The Policy Innovation Fund was developed to directly support grantmaking for Native nutrition and health policy work. First Nations administers the Policy Innovation Fund’s grantmaking through the Fertile Ground Advocacy Campaign. As such, First Nations conducted the first of two national solicitations for grant proposals in 2019. The grants are awarded through a competitive process to tribes and Native-led organizations to support innovative projects designed to improve nutrition and health policy systems at the tribal, local, state and national levels.

2019 Grantees

California Indian Museum & Cultural Center (Santa Rosa, California): $81,667

The Ma Pʰidin: Protecting Our Ground project serves Native people of all ages from 24 Pomo and Miwok tribes in Sonoma, Lake and Mendocino counties in Northern California. These tribes have limited access to traditional food resources, so the project will focus on removing barriers to access, such as updating county park codes, which currently prohibit gathering food. The project also includes conducting a community assessment, engaging stakeholders and developing recommendations to ensure tribal and county leaders can address barriers and improve nutrition and health.

Karuk Tribe (Happy Camp, California): $81,667

The Yav Pananu’avaha: Karuk Tribe’s Our Good Food project supports developing, advocating and implementing policies that promote tribal food sovereignty. Our Good Food will improve access to Native foods for community members and food-service programs; promote healthy choices for K-12 students through Native health lessons and a youth-led food sovereignty campaign; and encourage comprehensive implementation of the Karuk Tribe Food Policy in all tribal events. The project also will advocate for changes to school, summer, community and elder food-service programs and finalizing the tribe’s food sovereignty policy through research and community engagement.

Port Gamble S'Klallam Foundation (Kingston, Washington): $80,000

The Port Gamble S’Klallam Shellfish Grow-Out Expansion Project will focus on ways to sustain and expand natural shellfish resources for a healthy traditional diet of the S’Klallam tribal community.
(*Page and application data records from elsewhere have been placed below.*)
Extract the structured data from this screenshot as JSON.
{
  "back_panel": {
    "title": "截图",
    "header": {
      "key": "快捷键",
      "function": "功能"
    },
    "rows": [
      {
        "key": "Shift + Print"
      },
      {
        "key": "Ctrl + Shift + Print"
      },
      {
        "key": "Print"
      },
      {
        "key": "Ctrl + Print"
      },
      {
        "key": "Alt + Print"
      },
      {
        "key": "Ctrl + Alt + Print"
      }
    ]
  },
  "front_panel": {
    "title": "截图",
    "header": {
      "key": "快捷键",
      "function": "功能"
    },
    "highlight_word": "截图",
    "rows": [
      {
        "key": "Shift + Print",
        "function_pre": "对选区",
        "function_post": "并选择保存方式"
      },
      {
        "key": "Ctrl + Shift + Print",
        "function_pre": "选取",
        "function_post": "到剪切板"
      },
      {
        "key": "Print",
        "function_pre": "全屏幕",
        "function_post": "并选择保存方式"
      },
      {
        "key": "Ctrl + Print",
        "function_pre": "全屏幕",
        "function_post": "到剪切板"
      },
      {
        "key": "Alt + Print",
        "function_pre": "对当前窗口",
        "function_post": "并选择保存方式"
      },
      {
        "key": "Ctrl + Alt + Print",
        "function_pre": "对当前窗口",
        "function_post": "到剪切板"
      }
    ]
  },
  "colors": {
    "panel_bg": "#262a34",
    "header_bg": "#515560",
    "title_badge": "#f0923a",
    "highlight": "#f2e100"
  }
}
The project will develop shellfish aquaculture policy, conduct community outreach focused on sustaining shellfish populations for community subsistence and later expand the shellfish population for commercial production.